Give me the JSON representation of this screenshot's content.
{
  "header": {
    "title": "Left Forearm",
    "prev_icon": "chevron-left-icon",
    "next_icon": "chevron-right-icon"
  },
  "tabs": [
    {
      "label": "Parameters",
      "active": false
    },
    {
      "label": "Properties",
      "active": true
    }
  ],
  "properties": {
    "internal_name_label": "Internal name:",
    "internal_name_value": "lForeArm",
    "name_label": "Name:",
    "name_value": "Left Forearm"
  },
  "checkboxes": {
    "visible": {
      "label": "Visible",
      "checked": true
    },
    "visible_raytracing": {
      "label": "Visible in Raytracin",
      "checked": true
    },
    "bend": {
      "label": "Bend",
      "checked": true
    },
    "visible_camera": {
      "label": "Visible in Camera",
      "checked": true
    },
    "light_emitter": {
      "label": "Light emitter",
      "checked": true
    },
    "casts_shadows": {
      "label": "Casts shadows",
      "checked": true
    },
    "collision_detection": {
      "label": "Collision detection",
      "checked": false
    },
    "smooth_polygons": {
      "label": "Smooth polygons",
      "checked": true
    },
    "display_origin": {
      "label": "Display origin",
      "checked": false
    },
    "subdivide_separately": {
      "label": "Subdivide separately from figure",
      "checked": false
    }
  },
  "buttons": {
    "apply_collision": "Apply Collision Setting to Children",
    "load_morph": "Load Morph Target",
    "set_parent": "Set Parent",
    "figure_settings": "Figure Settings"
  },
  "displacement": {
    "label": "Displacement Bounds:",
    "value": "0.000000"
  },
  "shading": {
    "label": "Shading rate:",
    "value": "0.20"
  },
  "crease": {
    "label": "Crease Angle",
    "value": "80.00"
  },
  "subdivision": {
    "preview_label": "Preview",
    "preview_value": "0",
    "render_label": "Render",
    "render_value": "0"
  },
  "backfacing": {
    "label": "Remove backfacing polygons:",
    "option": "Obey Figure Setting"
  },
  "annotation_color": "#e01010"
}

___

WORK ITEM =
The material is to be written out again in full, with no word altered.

ANSWER TO THIS TASK =
Give me the JSON representation of this screenshot's content.
{
  "header": {
    "title": "Left Forearm",
    "prev_icon": "chevron-left-icon",
    "next_icon": "chevron-right-icon"
  },
  "tabs": [
    {
      "label": "Parameters",
      "active": false
    },
    {
      "label": "Properties",
      "active": true
    }
  ],
  "properties": {
    "internal_name_label": "Internal name:",
    "internal_name_value": "lForeArm",
    "name_label": "Name:",
    "name_value": "Left Forearm"
  },
  "checkboxes": {
    "visible": {
      "label": "Visible",
      "checked": true
    },
    "visible_raytracing": {
      "label": "Visible in Raytracin",
      "checked": true
    },
    "bend": {
      "label": "Bend",
      "checked": true
    },
    "visible_camera": {
      "label": "Visible in Camera",
      "checked": true
    },
    "light_emitter": {
      "label": "Light emitter",
      "checked": true
    },
    "casts_shadows": {
      "label": "Casts shadows",
      "checked": true
    },
    "collision_detection": {
      "label": "Collision detection",
      "checked": false
    },
    "smooth_polygons": {
      "label": "Smooth polygons",
      "checked": true
    },
    "display_origin": {
      "label": "Display origin",
      "checked": false
    },
    "subdivide_separately": {
      "label": "Subdivide separately from figure",
      "checked": false
    }
  },
  "buttons": {
    "apply_collision": "Apply Collision Setting to Children",
    "load_morph": "Load Morph Target",
    "set_parent": "Set Parent",
    "figure_settings": "Figure Settings"
  },
  "displacement": {
    "label": "Displacement Bounds:",
    "value": "0.000000"
  },
  "shading": {
    "label": "Shading rate:",
    "value": "0.20"
  },
  "crease": {
    "label": "Crease Angle",
    "value": "80.00"
  },
  "subdivision": {
    "preview_label": "Preview",
    "preview_value": "0",
    "render_label": "Render",
    "render_value": "0"
  },
  "backfacing": {
    "label": "Remove backfacing polygons:",
    "option": "Obey Figure Setting"
  },
  "annotation_color": "#e01010"
}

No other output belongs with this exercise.